» **Problem**
Please count the lines in these records that contain "build" and give only that count.

= = = = = = =

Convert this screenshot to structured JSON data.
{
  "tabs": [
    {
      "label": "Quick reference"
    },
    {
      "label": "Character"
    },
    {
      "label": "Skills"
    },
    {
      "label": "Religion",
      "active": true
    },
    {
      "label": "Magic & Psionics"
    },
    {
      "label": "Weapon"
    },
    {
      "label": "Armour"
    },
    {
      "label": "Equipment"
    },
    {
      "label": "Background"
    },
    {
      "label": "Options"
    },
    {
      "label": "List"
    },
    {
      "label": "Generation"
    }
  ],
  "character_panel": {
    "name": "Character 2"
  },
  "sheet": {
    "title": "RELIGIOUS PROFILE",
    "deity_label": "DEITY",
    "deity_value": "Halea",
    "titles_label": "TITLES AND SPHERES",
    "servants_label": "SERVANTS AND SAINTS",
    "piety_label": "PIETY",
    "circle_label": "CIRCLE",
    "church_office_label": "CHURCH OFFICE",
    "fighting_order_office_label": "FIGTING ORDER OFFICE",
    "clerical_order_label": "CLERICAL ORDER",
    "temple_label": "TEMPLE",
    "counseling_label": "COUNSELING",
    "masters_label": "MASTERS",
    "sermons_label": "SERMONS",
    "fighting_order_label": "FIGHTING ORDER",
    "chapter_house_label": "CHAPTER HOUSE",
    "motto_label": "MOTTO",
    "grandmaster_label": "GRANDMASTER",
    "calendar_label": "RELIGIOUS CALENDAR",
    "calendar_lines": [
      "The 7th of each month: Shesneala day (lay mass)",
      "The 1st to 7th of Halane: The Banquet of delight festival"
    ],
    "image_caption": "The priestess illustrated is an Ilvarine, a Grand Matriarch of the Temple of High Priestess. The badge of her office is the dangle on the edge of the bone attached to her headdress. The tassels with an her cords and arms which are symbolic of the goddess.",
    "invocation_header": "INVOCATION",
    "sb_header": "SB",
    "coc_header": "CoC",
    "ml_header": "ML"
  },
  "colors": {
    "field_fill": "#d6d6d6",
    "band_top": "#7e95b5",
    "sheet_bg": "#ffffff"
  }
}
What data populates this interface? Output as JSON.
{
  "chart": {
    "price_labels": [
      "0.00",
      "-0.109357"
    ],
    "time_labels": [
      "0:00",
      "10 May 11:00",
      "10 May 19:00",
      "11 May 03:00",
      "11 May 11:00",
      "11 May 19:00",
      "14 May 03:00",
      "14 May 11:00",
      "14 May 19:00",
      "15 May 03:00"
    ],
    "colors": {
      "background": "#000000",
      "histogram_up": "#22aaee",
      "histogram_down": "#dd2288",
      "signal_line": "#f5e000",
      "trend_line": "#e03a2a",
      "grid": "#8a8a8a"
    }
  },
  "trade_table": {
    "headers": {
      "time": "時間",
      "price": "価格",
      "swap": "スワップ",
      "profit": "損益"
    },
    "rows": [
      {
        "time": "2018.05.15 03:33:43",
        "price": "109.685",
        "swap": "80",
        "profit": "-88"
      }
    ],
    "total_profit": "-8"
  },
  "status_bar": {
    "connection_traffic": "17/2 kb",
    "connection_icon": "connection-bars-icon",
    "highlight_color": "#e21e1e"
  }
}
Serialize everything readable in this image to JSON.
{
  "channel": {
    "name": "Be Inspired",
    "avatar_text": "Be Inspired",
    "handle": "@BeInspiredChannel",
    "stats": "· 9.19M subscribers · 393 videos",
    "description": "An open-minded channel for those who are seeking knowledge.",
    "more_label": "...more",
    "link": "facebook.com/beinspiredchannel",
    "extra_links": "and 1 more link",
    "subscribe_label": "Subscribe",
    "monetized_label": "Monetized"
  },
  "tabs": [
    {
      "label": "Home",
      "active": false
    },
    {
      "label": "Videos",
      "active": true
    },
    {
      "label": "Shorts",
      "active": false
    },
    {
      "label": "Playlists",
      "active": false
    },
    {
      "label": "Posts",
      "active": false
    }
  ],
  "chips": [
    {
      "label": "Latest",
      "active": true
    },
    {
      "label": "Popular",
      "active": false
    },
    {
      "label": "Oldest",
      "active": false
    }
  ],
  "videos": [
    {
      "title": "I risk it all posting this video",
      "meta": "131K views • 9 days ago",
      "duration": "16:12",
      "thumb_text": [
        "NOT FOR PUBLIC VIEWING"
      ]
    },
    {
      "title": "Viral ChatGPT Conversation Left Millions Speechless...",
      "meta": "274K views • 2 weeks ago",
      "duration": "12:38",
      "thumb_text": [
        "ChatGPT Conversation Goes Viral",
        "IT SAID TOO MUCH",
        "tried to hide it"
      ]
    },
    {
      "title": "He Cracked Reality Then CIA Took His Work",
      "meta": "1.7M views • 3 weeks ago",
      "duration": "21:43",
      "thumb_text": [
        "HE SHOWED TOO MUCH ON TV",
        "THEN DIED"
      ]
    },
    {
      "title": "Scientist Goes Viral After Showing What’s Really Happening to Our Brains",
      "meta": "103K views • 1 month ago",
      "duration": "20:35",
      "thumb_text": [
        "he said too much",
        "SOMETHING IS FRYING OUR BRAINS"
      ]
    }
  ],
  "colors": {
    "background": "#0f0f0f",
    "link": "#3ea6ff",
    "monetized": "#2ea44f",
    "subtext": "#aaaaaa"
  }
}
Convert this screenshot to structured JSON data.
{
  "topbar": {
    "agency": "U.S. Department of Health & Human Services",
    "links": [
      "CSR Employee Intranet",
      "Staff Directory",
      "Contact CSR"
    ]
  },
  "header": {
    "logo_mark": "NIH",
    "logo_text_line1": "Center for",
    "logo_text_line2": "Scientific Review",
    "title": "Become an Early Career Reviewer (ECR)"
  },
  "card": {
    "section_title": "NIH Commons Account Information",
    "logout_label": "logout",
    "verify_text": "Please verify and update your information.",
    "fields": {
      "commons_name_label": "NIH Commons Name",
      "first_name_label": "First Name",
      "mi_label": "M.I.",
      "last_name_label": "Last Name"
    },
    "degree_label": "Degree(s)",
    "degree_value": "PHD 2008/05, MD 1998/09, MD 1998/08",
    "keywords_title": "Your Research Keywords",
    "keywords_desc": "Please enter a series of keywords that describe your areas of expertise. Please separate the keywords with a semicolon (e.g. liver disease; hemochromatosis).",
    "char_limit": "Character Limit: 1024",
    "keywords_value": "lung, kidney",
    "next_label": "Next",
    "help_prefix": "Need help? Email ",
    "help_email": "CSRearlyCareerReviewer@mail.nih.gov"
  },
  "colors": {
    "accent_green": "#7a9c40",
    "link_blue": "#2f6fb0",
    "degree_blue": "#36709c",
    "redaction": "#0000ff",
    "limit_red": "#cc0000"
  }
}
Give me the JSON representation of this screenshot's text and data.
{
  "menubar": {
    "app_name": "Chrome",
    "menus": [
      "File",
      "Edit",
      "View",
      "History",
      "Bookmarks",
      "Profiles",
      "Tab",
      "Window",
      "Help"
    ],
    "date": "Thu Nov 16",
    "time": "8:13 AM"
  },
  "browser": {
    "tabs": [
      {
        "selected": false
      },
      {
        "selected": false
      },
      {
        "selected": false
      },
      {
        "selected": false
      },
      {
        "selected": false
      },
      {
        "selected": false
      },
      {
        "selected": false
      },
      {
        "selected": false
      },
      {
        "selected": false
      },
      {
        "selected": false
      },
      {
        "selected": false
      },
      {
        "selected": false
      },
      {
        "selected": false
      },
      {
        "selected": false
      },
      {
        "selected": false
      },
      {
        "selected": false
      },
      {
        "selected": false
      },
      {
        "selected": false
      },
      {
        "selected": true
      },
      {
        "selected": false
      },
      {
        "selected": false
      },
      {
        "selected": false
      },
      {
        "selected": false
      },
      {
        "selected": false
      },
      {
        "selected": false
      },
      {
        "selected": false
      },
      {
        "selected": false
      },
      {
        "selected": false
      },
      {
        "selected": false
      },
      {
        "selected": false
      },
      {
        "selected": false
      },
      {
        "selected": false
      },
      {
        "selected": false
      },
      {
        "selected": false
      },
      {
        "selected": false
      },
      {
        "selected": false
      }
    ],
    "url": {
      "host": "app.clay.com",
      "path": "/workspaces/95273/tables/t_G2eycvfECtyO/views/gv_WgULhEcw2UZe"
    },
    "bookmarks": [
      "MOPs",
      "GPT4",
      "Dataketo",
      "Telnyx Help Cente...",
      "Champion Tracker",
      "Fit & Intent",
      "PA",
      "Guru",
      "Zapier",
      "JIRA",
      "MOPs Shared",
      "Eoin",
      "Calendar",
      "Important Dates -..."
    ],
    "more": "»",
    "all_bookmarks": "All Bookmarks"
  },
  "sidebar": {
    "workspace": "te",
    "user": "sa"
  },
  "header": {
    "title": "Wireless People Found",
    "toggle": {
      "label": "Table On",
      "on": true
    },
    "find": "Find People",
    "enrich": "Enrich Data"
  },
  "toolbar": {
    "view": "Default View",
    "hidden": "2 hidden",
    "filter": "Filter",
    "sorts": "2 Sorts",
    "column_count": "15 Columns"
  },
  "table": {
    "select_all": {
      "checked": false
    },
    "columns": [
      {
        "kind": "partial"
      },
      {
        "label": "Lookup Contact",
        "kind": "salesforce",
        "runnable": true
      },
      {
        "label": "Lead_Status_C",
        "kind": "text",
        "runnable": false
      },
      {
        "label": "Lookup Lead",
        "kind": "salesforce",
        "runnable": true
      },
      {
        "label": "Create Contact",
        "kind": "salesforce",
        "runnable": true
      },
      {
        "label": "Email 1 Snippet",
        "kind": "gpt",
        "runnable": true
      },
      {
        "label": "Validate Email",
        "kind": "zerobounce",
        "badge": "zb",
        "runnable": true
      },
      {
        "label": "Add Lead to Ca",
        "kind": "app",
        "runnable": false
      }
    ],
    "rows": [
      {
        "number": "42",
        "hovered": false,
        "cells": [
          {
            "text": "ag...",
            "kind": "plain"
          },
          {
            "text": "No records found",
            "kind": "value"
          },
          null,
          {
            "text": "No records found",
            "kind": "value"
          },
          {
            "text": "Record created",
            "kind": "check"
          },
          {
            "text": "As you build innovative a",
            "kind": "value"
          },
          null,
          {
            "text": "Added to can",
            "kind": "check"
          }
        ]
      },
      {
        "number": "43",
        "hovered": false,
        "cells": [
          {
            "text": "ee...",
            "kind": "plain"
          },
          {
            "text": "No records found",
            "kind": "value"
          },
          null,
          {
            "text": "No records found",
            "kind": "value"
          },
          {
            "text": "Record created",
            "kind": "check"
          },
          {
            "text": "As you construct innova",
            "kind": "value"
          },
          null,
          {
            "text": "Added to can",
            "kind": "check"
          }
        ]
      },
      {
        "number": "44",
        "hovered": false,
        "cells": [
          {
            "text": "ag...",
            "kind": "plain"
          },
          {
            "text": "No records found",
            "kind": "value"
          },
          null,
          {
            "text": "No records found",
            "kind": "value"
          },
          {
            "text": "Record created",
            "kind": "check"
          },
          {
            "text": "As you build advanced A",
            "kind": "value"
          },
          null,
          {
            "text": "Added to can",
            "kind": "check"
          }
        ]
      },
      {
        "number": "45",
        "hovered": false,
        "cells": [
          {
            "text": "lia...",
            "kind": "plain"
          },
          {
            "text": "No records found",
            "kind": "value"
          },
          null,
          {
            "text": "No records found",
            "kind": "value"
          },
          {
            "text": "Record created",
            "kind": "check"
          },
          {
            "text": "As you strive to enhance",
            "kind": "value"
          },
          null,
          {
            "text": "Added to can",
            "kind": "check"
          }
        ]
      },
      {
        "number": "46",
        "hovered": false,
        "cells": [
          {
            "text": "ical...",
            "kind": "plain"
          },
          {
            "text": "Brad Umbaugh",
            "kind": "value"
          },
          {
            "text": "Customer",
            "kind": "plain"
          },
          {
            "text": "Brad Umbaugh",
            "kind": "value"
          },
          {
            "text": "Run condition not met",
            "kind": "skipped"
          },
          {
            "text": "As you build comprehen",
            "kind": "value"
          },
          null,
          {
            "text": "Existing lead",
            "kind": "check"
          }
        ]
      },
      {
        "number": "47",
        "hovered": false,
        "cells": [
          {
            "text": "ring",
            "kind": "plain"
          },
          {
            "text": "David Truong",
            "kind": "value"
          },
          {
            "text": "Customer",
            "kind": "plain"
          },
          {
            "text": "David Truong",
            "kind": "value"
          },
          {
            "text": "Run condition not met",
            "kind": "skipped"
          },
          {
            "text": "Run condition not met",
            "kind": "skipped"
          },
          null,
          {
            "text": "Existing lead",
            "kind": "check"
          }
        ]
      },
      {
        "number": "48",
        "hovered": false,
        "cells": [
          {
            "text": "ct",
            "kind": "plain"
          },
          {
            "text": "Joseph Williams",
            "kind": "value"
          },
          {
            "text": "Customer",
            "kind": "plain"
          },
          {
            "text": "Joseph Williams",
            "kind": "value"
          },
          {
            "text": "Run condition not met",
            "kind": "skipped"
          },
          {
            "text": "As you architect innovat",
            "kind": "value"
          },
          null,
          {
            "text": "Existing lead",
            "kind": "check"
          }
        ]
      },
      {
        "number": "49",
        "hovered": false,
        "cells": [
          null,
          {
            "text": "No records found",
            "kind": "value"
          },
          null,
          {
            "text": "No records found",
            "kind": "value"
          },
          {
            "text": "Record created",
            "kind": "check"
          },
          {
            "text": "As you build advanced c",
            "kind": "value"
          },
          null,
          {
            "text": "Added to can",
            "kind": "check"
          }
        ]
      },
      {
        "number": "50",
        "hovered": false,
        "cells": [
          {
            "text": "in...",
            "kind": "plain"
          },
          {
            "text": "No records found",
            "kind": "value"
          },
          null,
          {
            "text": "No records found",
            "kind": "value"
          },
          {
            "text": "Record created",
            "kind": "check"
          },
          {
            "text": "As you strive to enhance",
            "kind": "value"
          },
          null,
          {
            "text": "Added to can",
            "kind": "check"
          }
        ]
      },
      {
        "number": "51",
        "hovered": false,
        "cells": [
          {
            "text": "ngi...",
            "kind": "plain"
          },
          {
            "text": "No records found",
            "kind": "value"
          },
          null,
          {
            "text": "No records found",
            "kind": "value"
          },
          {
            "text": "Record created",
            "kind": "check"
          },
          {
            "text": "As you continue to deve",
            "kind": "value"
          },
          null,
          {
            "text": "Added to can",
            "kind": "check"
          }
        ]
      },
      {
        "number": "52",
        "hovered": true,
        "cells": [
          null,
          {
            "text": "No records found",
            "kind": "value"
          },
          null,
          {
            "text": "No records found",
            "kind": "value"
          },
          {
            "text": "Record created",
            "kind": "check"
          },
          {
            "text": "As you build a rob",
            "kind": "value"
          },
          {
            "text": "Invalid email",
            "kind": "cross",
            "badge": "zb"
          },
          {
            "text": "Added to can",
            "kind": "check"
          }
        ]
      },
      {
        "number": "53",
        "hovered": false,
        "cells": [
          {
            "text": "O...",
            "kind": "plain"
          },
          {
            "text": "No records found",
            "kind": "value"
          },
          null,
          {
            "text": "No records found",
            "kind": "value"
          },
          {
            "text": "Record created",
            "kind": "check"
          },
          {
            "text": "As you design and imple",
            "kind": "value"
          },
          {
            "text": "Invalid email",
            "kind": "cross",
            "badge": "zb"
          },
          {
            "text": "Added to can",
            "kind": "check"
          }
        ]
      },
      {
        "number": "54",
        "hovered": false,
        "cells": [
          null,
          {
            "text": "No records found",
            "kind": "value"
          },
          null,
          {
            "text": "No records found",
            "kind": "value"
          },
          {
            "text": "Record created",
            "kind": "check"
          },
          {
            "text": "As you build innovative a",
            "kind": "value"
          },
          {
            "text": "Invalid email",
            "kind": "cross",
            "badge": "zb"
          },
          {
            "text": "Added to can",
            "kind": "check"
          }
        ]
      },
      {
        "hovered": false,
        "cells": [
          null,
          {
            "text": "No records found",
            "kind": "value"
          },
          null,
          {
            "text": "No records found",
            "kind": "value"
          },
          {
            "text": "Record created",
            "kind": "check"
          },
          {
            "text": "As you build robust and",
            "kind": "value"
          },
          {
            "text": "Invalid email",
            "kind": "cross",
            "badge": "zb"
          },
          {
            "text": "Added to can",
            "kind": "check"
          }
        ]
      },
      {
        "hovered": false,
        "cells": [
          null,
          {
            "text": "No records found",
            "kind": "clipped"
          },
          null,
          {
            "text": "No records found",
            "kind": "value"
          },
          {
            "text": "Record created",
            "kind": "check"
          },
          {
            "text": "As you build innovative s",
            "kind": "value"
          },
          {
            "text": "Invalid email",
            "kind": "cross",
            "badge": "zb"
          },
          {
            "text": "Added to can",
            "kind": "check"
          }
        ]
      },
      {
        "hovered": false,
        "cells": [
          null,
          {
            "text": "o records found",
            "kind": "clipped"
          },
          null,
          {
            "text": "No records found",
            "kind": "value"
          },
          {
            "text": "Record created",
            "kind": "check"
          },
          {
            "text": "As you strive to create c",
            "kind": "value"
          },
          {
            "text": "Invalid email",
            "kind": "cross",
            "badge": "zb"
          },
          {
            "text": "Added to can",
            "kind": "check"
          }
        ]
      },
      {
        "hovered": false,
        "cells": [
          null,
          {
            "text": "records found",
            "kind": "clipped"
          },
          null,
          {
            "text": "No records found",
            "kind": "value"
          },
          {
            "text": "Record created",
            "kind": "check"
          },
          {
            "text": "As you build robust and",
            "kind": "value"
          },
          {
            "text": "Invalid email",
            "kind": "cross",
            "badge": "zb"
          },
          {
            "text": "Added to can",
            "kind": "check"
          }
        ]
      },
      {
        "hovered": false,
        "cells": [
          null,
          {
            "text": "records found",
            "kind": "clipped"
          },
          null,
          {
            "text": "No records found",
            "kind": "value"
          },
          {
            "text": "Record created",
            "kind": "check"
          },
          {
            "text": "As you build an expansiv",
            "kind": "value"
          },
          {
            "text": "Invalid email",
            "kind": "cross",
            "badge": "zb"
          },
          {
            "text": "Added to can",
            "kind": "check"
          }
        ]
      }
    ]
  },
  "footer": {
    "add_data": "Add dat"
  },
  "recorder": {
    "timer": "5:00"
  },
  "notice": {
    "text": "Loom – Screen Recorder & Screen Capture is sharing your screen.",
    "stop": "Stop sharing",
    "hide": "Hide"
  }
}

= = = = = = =

» **Expected output**
10